I know that Fulltone has now discontinued the building of these pedals and for good reason....they sound terrible! It sounds like a bad Boss pedal trying to be something its not. It won't sound like a tube screamer and it won't sound like the OCD. The OCD might be one of the best overdrive pedals ever created. The Distortion Pro is one of Fulltone's blunders.
I wouldn't recommend this pedal to anyone. It sound flat thin and up pleasant. Try the OCD and see what your missing if you own this pedal already.
Made in SoCal, 1/4 inch in and output jacks, The two main controls are for Volume and Distortion. Below these two knobs are four smaller controls for Resonance, Voicing, Highs, and Saturation.
The Resonance control shapes the bottom end, the Voicing is a midrange control, Actually a midrange control that is distortion level dependent. Highs will boost or cut the treble. And Saturation is what lets you dial in the amount of how much you want the pedal to act like a sagging tube amp.
True bypass as all Fulltone pedals.
The owners manual is well laid out with plenty of good sounding sample settings to get you up and running quickly.
I have used this with various amps such a THD Flexi 50, 70s Marshalls, 60s Fender Bassman, and it does shine with clean amps turning it into a great overdrive sound. Actually one of my favorite moments with this pedal was plugging a Vigieer Shawn lane model into this into a THD Flexi 50 when recording a Robben Ford cover and getting a very convincing Robben Ford style Dumble overdrive tone.
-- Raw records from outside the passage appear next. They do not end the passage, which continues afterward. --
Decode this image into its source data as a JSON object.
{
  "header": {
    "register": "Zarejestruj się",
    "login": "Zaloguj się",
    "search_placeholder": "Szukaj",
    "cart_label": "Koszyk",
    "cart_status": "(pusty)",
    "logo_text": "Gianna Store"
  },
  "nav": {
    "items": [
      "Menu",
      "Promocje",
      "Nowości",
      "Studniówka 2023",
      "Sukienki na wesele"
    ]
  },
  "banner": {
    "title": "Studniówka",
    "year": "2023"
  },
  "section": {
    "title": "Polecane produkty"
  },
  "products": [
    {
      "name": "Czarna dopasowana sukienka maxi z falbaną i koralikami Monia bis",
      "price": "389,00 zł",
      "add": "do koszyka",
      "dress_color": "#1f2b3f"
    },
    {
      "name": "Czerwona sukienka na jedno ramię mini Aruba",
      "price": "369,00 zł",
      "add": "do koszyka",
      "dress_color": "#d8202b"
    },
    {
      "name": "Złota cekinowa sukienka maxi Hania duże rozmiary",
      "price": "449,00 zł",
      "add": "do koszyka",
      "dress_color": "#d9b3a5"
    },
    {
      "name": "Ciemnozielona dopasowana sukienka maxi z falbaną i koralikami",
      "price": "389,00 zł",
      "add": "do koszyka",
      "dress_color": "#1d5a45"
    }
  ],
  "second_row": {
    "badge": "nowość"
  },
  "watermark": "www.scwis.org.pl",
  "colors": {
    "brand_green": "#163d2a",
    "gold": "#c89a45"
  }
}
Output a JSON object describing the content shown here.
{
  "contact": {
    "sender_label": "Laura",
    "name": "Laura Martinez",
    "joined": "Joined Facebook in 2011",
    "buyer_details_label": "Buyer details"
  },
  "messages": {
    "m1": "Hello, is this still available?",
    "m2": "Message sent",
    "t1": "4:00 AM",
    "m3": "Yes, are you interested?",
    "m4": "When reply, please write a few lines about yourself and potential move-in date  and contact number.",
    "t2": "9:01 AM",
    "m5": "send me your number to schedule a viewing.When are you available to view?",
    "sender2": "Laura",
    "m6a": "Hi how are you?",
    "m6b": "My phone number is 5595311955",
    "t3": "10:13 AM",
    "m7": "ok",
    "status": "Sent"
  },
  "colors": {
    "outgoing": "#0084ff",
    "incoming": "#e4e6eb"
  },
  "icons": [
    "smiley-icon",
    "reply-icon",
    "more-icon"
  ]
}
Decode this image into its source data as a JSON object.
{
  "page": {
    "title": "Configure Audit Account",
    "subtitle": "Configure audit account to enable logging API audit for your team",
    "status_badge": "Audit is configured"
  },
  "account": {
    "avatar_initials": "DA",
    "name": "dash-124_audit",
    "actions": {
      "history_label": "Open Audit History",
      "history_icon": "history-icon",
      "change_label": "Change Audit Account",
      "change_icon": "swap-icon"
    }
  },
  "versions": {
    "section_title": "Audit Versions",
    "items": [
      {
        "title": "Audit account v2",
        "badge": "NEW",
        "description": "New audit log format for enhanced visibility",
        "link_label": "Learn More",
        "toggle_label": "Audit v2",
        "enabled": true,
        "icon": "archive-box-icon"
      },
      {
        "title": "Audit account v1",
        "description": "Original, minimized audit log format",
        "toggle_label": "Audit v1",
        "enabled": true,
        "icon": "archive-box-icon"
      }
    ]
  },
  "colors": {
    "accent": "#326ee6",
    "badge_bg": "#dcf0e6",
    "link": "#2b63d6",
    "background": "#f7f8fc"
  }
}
And funnily enough the pedal sounds equal at home with humbuckers and single coils, as well as with loud amps with band usage as well as practice amps at home. A big surprise that was. Actually I think this is one of the few pedals I’ve used that can have you use Strat into a clean amp and end up with a harmonicly rich, still dynamic sound.
I have used this pedal for many years with loud clean amps, I know of guys that aren’t too fond of it. However most of them tend to use it with amps with gobs of pre-amp gain. I can see how all that cascaded gain would make for a fuzzed out mess. The only other pedal that turns a clean amp into a high gainer is the Emma Reezafratzitz RF-1.